It's 45 minutes so set aside some time. There is so much in there.
I'll just skim the surface.
Anand comments about all players having access to the same information
but adds each player has different experiences with this information.
So although both players know about say, the weakness of a backward pawn on
an open file, one player may be better versed in those type of positions through
playing games and study than his opponent.
To me this roughly explains why one GM can beat another.
Also, again as Anand mentions, the importance of putting your opponent into
positions that he may not like.
AT my/our level I call it blunderland where I give my opponent loads of
chances to go wrong with plausible moves.
Anand of course is talking about a much higher level but it amounts to the
His horizontal and vertical approach to openings was also enlightening.
Vertical = stick to one opening know it very well.
Horizontal = be flexible, not know so much about it but it's harder for your
opponent to pin you down.
He has used both approaches in his World title matches.
It's clear from what Anand says you have to be a good player to get the
best from a computer and he refers to it as a tool.
I also liked his comment about why he stops looking at a computer screen about
a week before a tournament and just uses a board and pieces so you can,
as he says, "smell the wood."
That one is getting tucked into my back pocket next I have one my
book and board v computer training rants.
You can mix them but getting the board out, the actual weapon you will
be using in an OTB game is very important.
(You are not arguing with me you are arguing with Anand!)
That bit about intuition was also very instructive.
He trusts his intuition (which is not a gift - it comes fro playing and studying)
to such an extent that if he cannot see fully why he wants to play a move he
forces (his words) his hand to make the move and press the clock.
"Now it's too late, it's done!"
Brilliant, very honest, also very instructive.
Some hack will run the game through a box, find this move and print all
the variations claiming Anand saw it all.
Joe Bloggs will see this, play out the variations, go 'WOW!' and when presented
with a similiar situation try to fathom it out OTB just like Anand did.
(and then will NOT play the move his intuition was screaming at him to play.)
Tal was often amazed at some of the variations he saw attached to his games
by other writers.
If your intuition is telling you to make a move and you cannot see an obvious
reason why not.

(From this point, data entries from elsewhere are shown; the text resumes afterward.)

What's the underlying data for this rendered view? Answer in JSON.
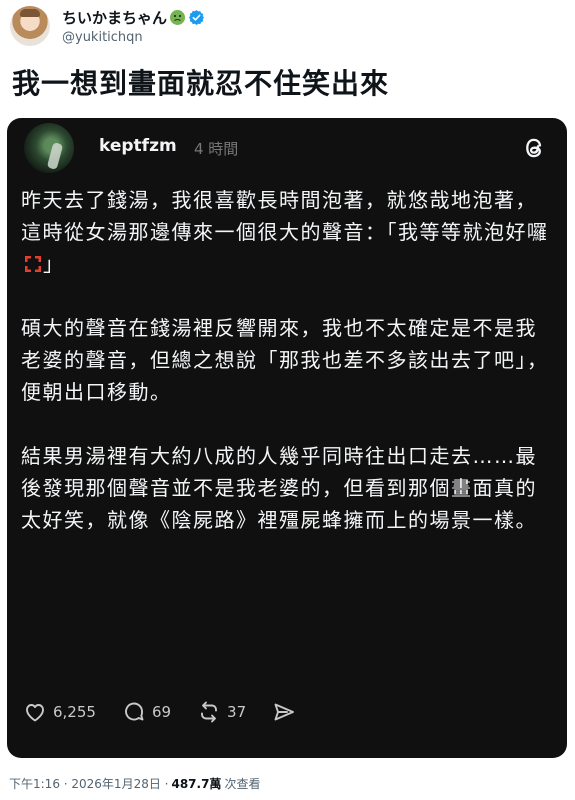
{
  "tweet": {
    "author": {
      "display_name": "ちいかまちゃん",
      "name_emoji": "nauseated-face",
      "verified": true,
      "handle": "@yukitichqn"
    },
    "text": "我一想到畫面就忍不住笑出來"
  },
  "quoted_post": {
    "platform": "threads",
    "username": "keptfzm",
    "time": "4 時間",
    "paragraphs": [
      [
        "昨天去了錢湯，我很喜歡長時間泡著，就悠哉地泡著，這時從女湯那邊傳來一個很大的聲音：「我等等就泡好囉",
        "anger-symbol",
        "」"
      ],
      [
        "碩大的聲音在錢湯裡反響開來，我也不太確定是不是我老婆的聲音，但總之想說「那我也差不多該出去了吧」，便朝出口移動。"
      ],
      [
        "結果男湯裡有大約八成的人幾乎同時往出口走去……最後發現那個聲音並不是我老婆的，但看到那個畫面真的太好笑，就像《陰屍路》裡殭屍蜂擁而上的場景一樣。"
      ]
    ],
    "actions": {
      "likes": "6,255",
      "replies": "69",
      "reposts": "37"
    }
  },
  "footer": {
    "timestamp": "下午1:16 · 2026年1月28日 ·",
    "views_count": "487.7萬",
    "views_label": "次查看"
  },
  "colors": {
    "card_background": "#101010",
    "card_text": "#f3f5f7",
    "verified_blue": "#1d9bf0",
    "muted_gray": "#536471"
  }
}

Play it.
Best vid I've seen in a long time. Excellent.
Good post Wilf.